I loved visiting my uncles Jack and Louie. They were western fanatics and while my mother was being otherwise entertained I was able to get my fill of those remarkable programs while sitting next to them in the dark. The lead characters became my heroes and I learned the theme songs for my favorite shows by heart. I’d ride around the neighborhood on my bicycle bellowing, “Wyatt Earp, Wyatt Earp, brave courageous and bold. Long live his fame and long live his glory and long may his story be told.” It gave me a bit of credibility with my friends to be so well versed in the more important aspects of kid life.

I had little idea that there had actually been a real man named Wyatt Earp whose story was a bit less impressive than the television counterpart. I only knew that he and the other cowboys who lit up the screen were always good looking, brave, honest and loyal men who fought for what was right. They were role models for all time. Little did I understand that in reality the men and women of the wild west hardly resembled their Hollywood posers. I innocently dreamed of their exploits and heroics and sometimes imagined that my two uncles might have made fine lawmen had they happened to live in the era portrayed on the screens each evening.

Westerns were popular at the movies as well as on television. Gene Autry was a singing cowboy and Alan Ladd was a brooding cowboy but the best of the lot was John Wayne. I loved every one of his movies and luckily so did my mom. Most people choose True Grit as his best role but I was a huge fan of Stagecoach and The Searchers. Somehow I imagined that every place west of San Antonio was filled with horse riding, gun toting heroes as amiable and charismatic as John Wayne.

Perhaps television and film producers alike created a few too many westerns back then much like the reality programming of today and the public grew weary of the sameness of the shows. Slowly but surely the old westerns were replaced with other fan favorites. Now cowboy shows are a rarity which is a shame because some of them really were quite good. Maybe we just outgrew them and began to realize that the image of the great hero of the old west was little more than a myth. We may have just become too cool for those guys with their ten gallon hats and boots.

I remembered how much I had enjoyed those stories when actor Hugh O’Brien recently died at the age of ninety one. I hadn’t really thought about him for years and I was actually surprised that he had grown so old. In my mind he was still a young lion in his early thirties with that steely eyed expression that told outlaws that he meant business. He seemed to be the perfect man to keep a town safe. Watching him in action always made me feel a bit more secure even in the real world. Hearing of his passing was like acknowledging the end of an era.

They say that what goes around comes around and I often wish that there might be a revival of the old westerns. I’ve heard that Longmire is a somewhat reasonable facsimile of those old shows so I may have to check it out soon. I still think that the viewing public might appreciate a well crafted western. Perhaps once we the audience have had our fill of present day offerings someone will think to create a really good story about the characters who roamed in the days when the western expanses of our country were wild and unpredictable.

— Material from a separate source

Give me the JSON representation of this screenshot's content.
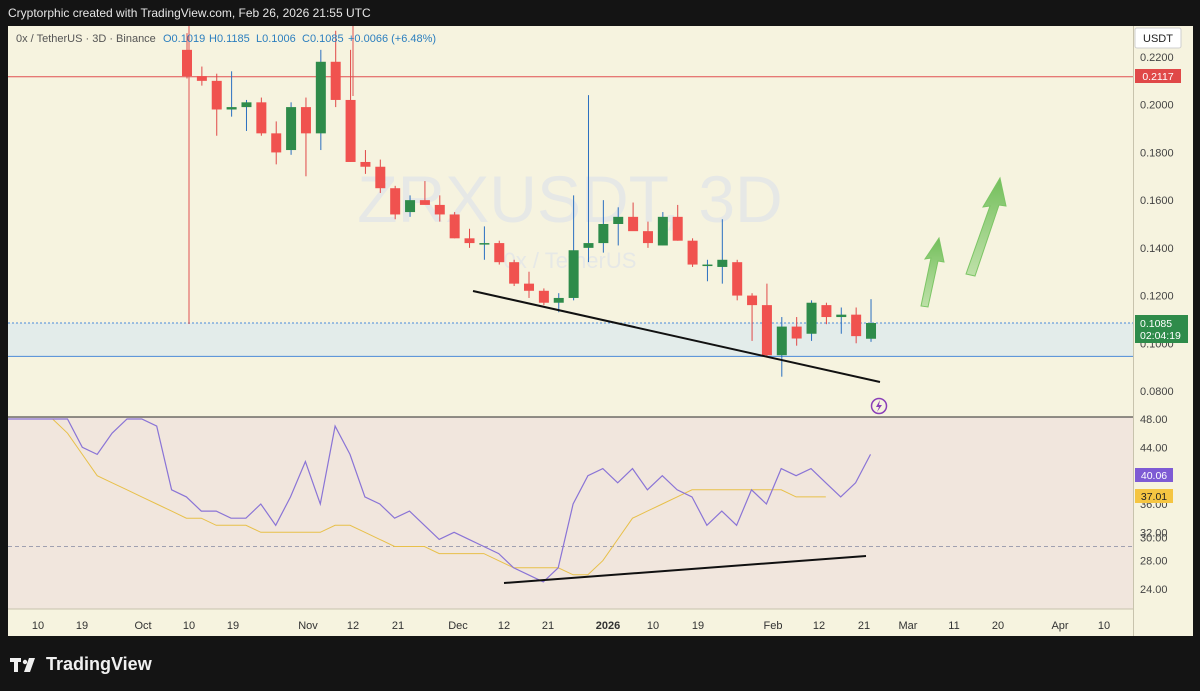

We seem to be a bit down on cowboys and ranchers these days. I suppose that some of those of old did things that were of questionable morals but someone with a very creative mind should be able to create a character who is real and not just a cardboard caricature. It might be a compelling program that explores the complexities of that era with an imperfect but somewhat noble hero. I tend to think that Darrell of The Walking Dead is cut very much from the old western cloth. It shouldn’t be that difficult to build a story around such a man.

We’ve lost most of the actors who made those roles come to life and brought little kids like me so much delight. I for one think it’s time again to “Head ’em up, move ’em on.” We’re ready for another Rawhide.